For tens of millions of you, the taste of added sugar is just as sweet and just as rocky. The typical North American eats around 20 teaspoons of added sugar daily (320 calories), fueling everything from heart disease to obesity to cancer, and it’s hidden in everything from sauces and condiments to frozen dinners.
Finally, the Food and Drug Administration has proposed that the nutrition label on packaged foods tell you how much sugar has been poured into them!
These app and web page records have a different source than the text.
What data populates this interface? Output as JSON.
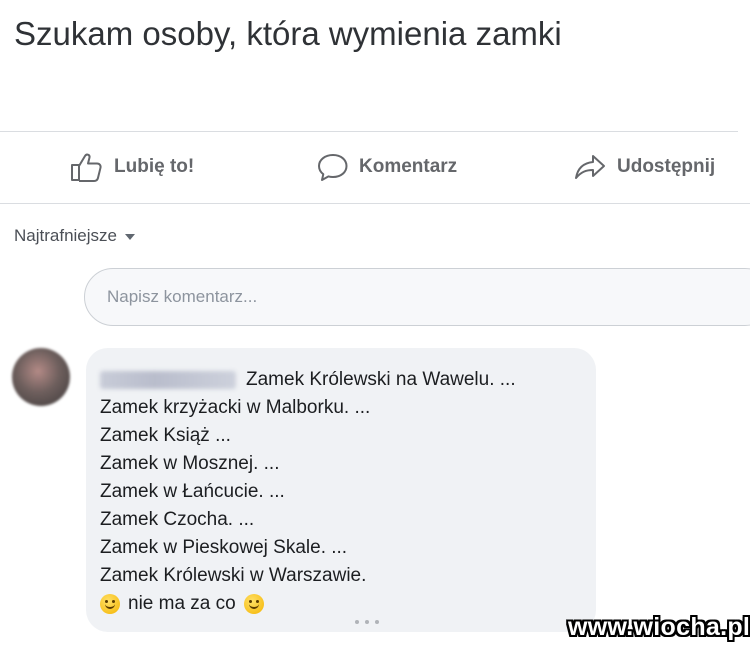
{
  "post": {
    "text": "Szukam osoby, która wymienia zamki"
  },
  "actions": {
    "like_label": "Lubię to!",
    "comment_label": "Komentarz",
    "share_label": "Udostępnij",
    "like_icon": "thumbs-up-icon",
    "comment_icon": "speech-bubble-icon",
    "share_icon": "share-arrow-icon"
  },
  "comments_section": {
    "sort_label": "Najtrafniejsze",
    "input_placeholder": "Napisz komentarz..."
  },
  "comment": {
    "lines": [
      "Zamek Królewski na Wawelu. ...",
      "Zamek krzyżacki w Malborku. ...",
      "Zamek Książ ...",
      "Zamek w Mosznej. ...",
      "Zamek w Łańcucie. ...",
      "Zamek Czocha. ...",
      "Zamek w Pieskowej Skale. ...",
      "Zamek Królewski w Warszawie.",
      "nie ma za co"
    ]
  },
  "watermark": "www.wiocha.pl",
  "colors": {
    "action_text": "#65676b",
    "bubble_bg": "#f0f2f5",
    "divider": "#dadde1"
  }
}
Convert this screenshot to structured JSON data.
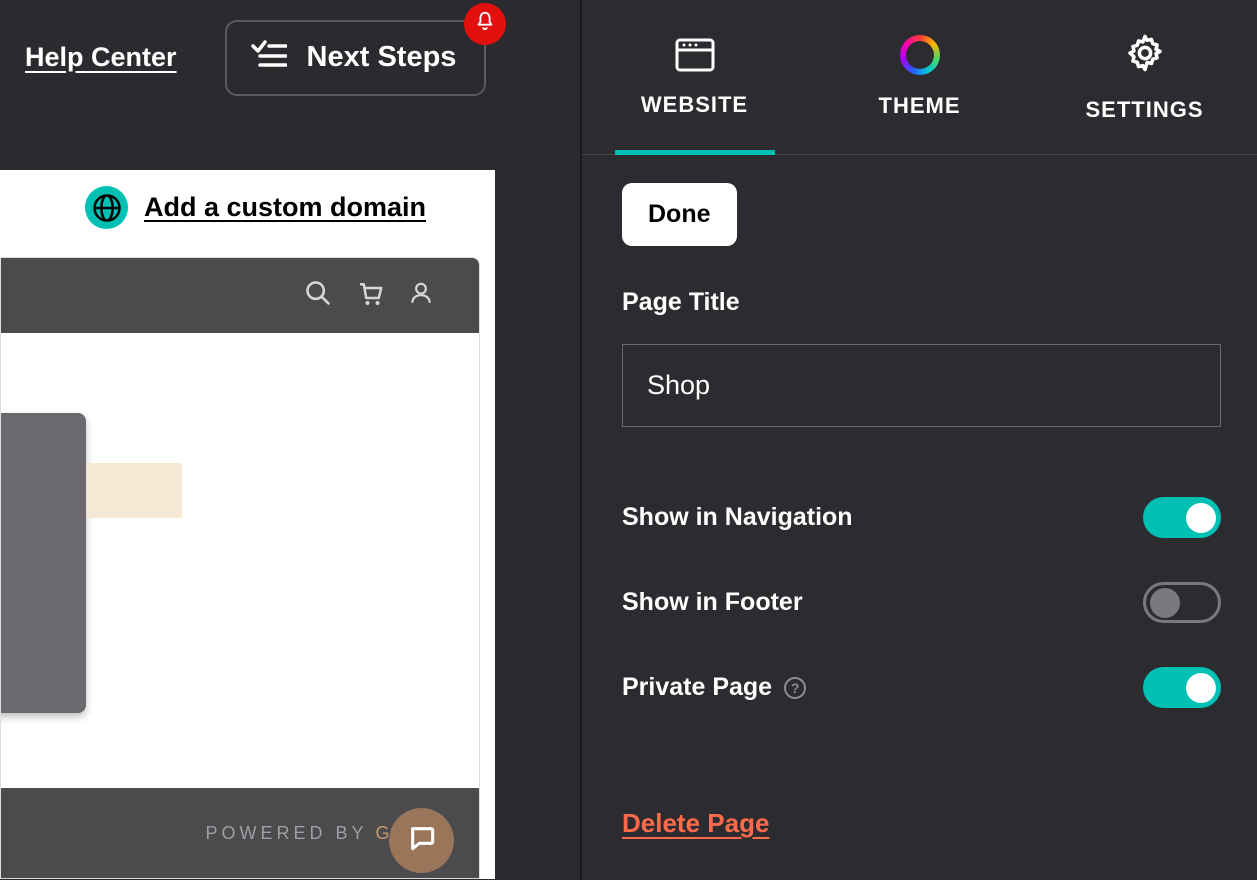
{
  "topbar": {
    "help_center": "Help Center",
    "next_steps": "Next Steps"
  },
  "domain_bar": {
    "link": "Add a custom domain"
  },
  "preview_footer": {
    "powered_by": "POWERED BY",
    "brand_partial": "GODA"
  },
  "tabs": {
    "website": "WEBSITE",
    "theme": "THEME",
    "settings": "SETTINGS"
  },
  "panel": {
    "done": "Done",
    "page_title_label": "Page Title",
    "page_title_value": "Shop",
    "show_nav_label": "Show in Navigation",
    "show_footer_label": "Show in Footer",
    "private_label": "Private Page",
    "delete": "Delete Page",
    "toggles": {
      "show_nav": true,
      "show_footer": false,
      "private": true
    }
  }
}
The goal accepted by the FDA is to limit your intake of added sugars to 10 percent of your daily caloric intake -- or 200 calories a day, if you eat 2,000. The American Heart Association says women should aim for 6 teaspoons (96 calories), men for 9 (144 calories). We say, aim to eliminate all added sugar from your diet!
You can bust your sugar cravings by eating slow carbs (nonstarchy veggies, 100 percent whole grains and low-sugar fruits), lean protein and healthy fat (12 walnut halves, 1/4 avocado or 10 olives) at every meal. For more details, check out the “14-Day Plan to Shut Down Your Sugar Cravings” at doctoroz.com.
Mehmet Oz, M.D., is host of “The Dr. Oz Show,” and Mike Roizen, M.D., is chief wellness officer and chair of the Wellness Institute at Cleveland Clinic. To live your healthiest, tune into “The Dr. Oz Show” or visit sharecare.com.